This is all using one sAGAs core. The FPGA in the Milkymist easily has room for two, and might even have room for three (each sAGAs core uses 14 “DSP” multipliers, of 58 total). The sweet spot is probably two plus an additional coprocessor dedicated to generating the command stream for generating the waves, since the soft CPU is going to have trouble keeping up.
One goal would be to create a standalone sAGAs device (for now, using the Milkymist hardware), which could be used as a low-latency programmable synthesizer and possibly also be designed for monome input, picking up the work I was doing on sGAR.

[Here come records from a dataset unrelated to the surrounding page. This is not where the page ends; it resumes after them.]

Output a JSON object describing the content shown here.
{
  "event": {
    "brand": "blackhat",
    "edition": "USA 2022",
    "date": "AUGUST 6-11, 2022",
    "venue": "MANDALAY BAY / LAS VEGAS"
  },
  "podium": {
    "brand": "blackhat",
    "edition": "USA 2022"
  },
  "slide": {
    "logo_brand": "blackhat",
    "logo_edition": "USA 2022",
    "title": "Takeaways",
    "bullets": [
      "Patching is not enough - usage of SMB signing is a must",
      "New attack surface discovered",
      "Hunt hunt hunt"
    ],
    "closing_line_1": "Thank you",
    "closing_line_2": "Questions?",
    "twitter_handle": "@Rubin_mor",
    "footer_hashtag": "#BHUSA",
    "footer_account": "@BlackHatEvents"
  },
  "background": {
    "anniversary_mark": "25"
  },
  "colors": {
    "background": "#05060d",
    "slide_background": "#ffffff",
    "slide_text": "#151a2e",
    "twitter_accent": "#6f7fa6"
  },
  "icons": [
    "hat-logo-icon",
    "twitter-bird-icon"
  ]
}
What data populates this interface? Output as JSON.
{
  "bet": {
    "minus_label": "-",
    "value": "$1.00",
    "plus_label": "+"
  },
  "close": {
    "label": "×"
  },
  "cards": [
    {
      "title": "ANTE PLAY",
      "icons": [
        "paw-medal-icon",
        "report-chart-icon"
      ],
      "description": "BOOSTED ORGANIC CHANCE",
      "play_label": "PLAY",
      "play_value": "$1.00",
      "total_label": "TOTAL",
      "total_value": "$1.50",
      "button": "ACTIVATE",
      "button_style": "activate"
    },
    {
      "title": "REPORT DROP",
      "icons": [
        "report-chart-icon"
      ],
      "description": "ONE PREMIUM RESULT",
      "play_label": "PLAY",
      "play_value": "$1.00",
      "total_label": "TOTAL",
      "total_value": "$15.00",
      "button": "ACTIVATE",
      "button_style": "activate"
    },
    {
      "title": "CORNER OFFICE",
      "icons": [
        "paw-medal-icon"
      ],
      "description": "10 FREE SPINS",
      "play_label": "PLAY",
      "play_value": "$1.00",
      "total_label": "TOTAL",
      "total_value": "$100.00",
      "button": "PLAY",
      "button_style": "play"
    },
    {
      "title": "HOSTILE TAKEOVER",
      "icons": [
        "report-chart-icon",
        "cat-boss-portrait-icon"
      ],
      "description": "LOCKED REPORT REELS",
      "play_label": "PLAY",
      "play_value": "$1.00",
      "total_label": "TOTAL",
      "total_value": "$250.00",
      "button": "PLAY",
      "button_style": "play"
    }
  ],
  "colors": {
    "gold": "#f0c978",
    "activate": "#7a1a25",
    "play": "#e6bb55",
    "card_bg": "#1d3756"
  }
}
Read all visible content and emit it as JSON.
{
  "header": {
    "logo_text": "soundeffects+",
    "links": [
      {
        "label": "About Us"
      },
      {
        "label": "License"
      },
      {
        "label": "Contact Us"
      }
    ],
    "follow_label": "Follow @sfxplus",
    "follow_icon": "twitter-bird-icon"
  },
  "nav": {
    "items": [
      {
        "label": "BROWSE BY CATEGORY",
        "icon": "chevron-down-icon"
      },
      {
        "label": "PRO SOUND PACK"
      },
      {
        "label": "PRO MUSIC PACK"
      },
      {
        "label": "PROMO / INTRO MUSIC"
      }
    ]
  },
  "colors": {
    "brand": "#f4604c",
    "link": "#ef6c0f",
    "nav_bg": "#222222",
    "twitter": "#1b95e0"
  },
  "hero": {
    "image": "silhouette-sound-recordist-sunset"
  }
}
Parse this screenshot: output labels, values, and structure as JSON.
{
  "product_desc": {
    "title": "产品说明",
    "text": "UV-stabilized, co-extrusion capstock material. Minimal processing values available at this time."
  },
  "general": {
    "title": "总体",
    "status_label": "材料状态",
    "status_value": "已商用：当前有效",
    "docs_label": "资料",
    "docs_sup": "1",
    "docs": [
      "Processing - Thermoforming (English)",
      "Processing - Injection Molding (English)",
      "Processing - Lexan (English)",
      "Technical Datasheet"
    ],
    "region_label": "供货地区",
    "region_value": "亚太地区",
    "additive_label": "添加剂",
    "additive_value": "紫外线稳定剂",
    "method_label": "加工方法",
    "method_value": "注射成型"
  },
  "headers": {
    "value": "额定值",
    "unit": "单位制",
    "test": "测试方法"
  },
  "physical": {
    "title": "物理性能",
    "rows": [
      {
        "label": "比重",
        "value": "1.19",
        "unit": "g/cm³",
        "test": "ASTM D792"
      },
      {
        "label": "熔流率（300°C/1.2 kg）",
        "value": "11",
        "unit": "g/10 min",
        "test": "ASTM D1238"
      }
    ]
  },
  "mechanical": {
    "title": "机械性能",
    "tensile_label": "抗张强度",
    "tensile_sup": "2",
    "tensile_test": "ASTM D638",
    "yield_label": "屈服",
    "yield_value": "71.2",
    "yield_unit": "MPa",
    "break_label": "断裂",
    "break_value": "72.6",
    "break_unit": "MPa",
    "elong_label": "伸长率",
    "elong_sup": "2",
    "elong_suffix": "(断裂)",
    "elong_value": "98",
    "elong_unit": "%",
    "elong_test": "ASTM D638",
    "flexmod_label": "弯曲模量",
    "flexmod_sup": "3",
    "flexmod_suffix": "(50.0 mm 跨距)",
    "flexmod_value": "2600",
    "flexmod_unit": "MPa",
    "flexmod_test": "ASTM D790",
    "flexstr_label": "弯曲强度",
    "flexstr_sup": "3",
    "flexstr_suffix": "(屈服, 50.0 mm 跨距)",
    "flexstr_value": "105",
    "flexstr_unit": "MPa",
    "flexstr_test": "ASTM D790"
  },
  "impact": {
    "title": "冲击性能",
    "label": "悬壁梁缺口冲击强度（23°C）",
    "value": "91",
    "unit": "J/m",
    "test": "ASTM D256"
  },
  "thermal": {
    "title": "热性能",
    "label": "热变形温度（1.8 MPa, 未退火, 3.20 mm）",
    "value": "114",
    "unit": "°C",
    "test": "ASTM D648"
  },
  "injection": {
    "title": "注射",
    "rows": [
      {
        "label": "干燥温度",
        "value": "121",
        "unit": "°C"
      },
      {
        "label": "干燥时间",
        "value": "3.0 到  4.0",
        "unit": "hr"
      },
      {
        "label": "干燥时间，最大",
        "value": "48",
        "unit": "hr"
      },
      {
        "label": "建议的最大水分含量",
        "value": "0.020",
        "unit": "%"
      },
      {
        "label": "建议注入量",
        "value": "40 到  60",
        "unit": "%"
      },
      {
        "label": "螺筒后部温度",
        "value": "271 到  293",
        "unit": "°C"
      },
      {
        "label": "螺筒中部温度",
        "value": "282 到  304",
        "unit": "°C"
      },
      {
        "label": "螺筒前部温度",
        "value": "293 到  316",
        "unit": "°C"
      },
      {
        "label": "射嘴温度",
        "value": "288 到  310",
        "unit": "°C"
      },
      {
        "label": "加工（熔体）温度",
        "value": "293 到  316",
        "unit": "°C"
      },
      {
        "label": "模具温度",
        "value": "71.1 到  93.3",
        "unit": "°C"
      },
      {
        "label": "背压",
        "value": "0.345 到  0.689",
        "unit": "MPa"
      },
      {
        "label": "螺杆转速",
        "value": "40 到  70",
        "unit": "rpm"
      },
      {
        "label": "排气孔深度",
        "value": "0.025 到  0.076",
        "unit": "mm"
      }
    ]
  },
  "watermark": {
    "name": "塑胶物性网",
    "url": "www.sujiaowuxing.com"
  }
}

Why do this on an FPGA? Partly to scratch my FPGA itch that Joaf was for. An alternative, I could use the Beagleboard; the OMAP DSP is pretty powerful (eight 16×16 multiplies every cycle, clocked at 1Ghz; dunno what fraction of those you could achieve, though, but that’s a potential 8B/sec, where one sAGAs core delivers ~1B/sec). But a cool thing about sAGAs on Milkymist is that the whole system would be open source; although the FPGA itself isn’t, you can build it on any FPGA with 18×18 multipliers, or even make an ASIC. With Beagleboard you’re locked into that DSP.
Or it could just be on an x86, like a laptop. sAGAs is computing 4 interpolated wavetable lookups every cycle at 100Mhz. On a PC, you’d probably need around 15 instructions to do one interpolated lookup (and extra stuff); with a 2Ghz processor and 2 instructions/cycle that gives you about 2.6 interpolated lookups at 100Mhz — using only one core. For sine waves, you can compute them by rotating a 2D point; this costs 4 multiply-adds plus some setup, so call it 10 cycles/sample–but you can use SIMD to compute 4 simultaneous ones. That brings you to 16 sine waves per 100Mhz cycle on one core. Of course the x86 isn’t open source, but it’s ubiquitous. (Then again, we’re not comparing equal-cost chips. I’m not sure what that would be. The highest-end Spartan-6 offers 180 multipliers, so on one of those we could have 12 sAGAs cores for 48 sine waves per 100Mhz cycle. Might hit memory bandwidth limits there, though. The highest-end Virtex-6 has 864. The forthcoming Xilinx next gen will be many more.)
Regardless, I think I like the idea of top-to-bottom open-source hardware, like the monome. A monome-philosophy programmable synth would be awesome, I think. So that’s why I’m going with the FPGA.
Over the next few posts I’ll describe how sAGAs works, and the many different synthesis modes it supports; to whet your appetite, here is an incomplete circuit diagram for the core mono-synthesizer/biquad-filter.